"You know, even though I had to wear that stupid back brace and you were kind of fat, we were still totally cutting edge."
I don't have many regrets in life. I've made mistakes, sure, but I feel they all helped shape me into a relatively decent, if not slightly off-kilter, person. Yet I do regret something I never did.
Her name was Cheryl and she transferred to my high school as a sophomore. On the very first day of school that year, Cheryl and I were assigned to work as biology lab partners. The girl was ridiculously funny, bubbly, and warm. She was also terrified at the prospect of not knowing a single person in our school of over 2,000 students. Cheryl was kind and accommodated my pathological aversion to dissection. She handled most of the slicing and dicing while I took care of the paperwork.
In many ways, Cheryl should have been placed on a higher rung of the high school social ladder than myself. I immediately recognized this. So when she kept asking me to hang out or do things, I put her off. I figured she would eventually transition into a cooler circle and leave me in the dust.
Sadly, Cheryl never got the chance. She was killed in a car accident as she and a friend from her last school were pulled over on the side of the road. The truck did not see them and hit the car. Cheryl hung on for a few days in the hospital, but eventually died from her injuries.
I have felt guilty about this for almost 25 years. I have thought about Cheryl many times throughout my life, including the day I got married and the first time I held Daniel. These were things she never got a chance to do. What if I had only brought her into our circle of nerds? Offered her a place where she was welcomed and accepted? Maybe she wouldn't have been in that car that day, reaching out to old friends for a little support.
As time went on, I often tried to bring the newbie into my circle. Whether it was the college transfer student, the latest hire at the big insurance company, or the new mom to the block, I tried to make sure nobody went it alone. Even when I didn't "click" with a person, I hooked them up with people who shared their interests or backgrounds. It was the least I could do.
Yet recently, I have gotten complacent. Lazy. It was easier to hang out with my close group of friends who understood each other without explanation. We always know where the punchline is going. We accept each other's baggage. We even started joking around about getting shirts that read "No New People." But that's when Miniature Friend made an important observation:
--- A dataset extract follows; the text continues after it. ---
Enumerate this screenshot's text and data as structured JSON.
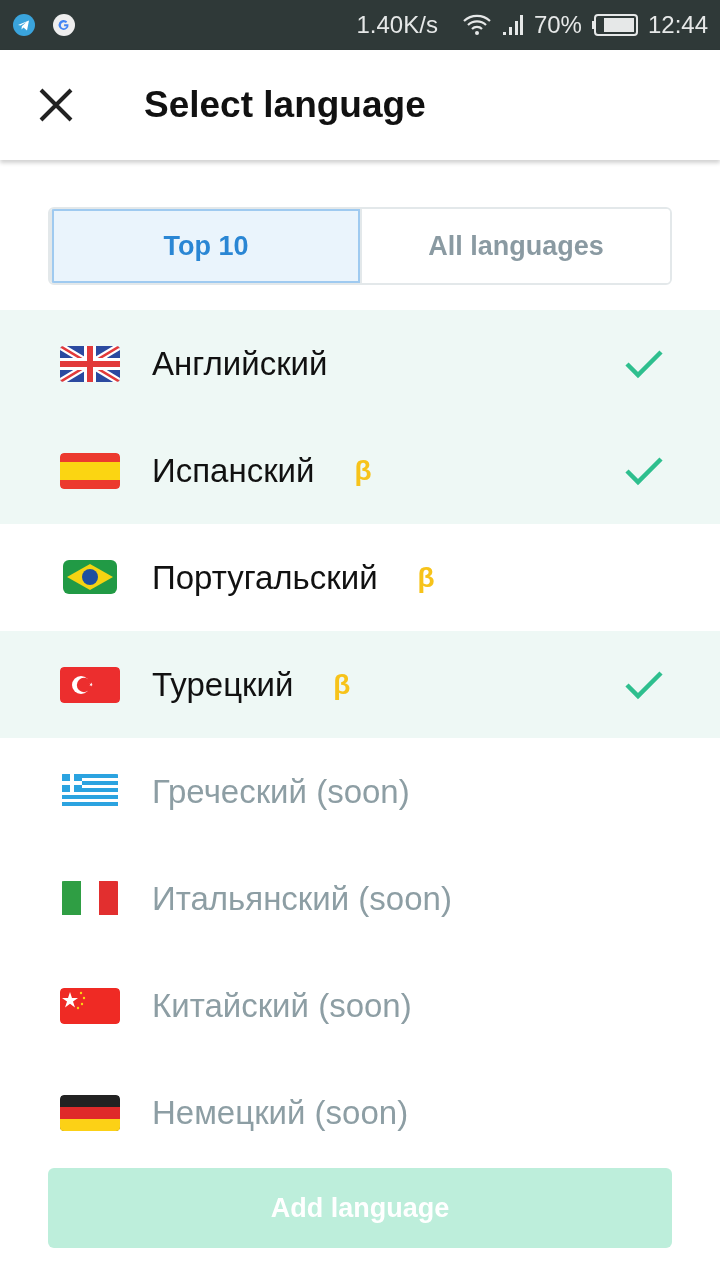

"You have GOT to get out and hang with people outside your comfort zone and do things you're scared of. You can't spend your entire life walking only into rooms where you know everyone there. If you don't, you are going to miss out on a lot of great people and never even know it."
So last Sunday, I walked into a room where I didn't really know a single person. It was the first rehearsal for the May 5th Listen to Your Mother Show:
|Photo credit: Sabrina Persico|
|Photo credit: Sabrina Persico|
We all got up and took turns reading our pieces. Some of the people I pegged as "serious" were rip-roaringly hilarious. And some of the people I thought for sure were going to be funny tore my heart into a thousand little pieces with their moving readings.
Afterwards? I needed a drink. It was like going on the most thrilling, scary, and unpredictable roller coaster EVER.
As luck would have it, we DID all go for drinks. I was hanging out with people who didn't know me for the first time in forever. Who would I offend with the absence of my verbal filter? These gals would also not understand that I'm slightly deaf, a little blind, and can't remember anyone's names or faces until I have met them exactly 425 times.
It didn't matter. The energy of the group and the different path each woman had taken to arrive at that moment converged to create something special. Something magical. I was welcomed into the circle without question or thought.
So I won't be wearing that "No New People" shirt after all. When I get on stage May 5th, I will again think of Cheryl, Miniature Friend, and this entire experience to help remind me to live a life without regrets.
And I'm confident that nobody will regret buying tickets to attend this amazing show, so think about getting some today! TICKETS HERE.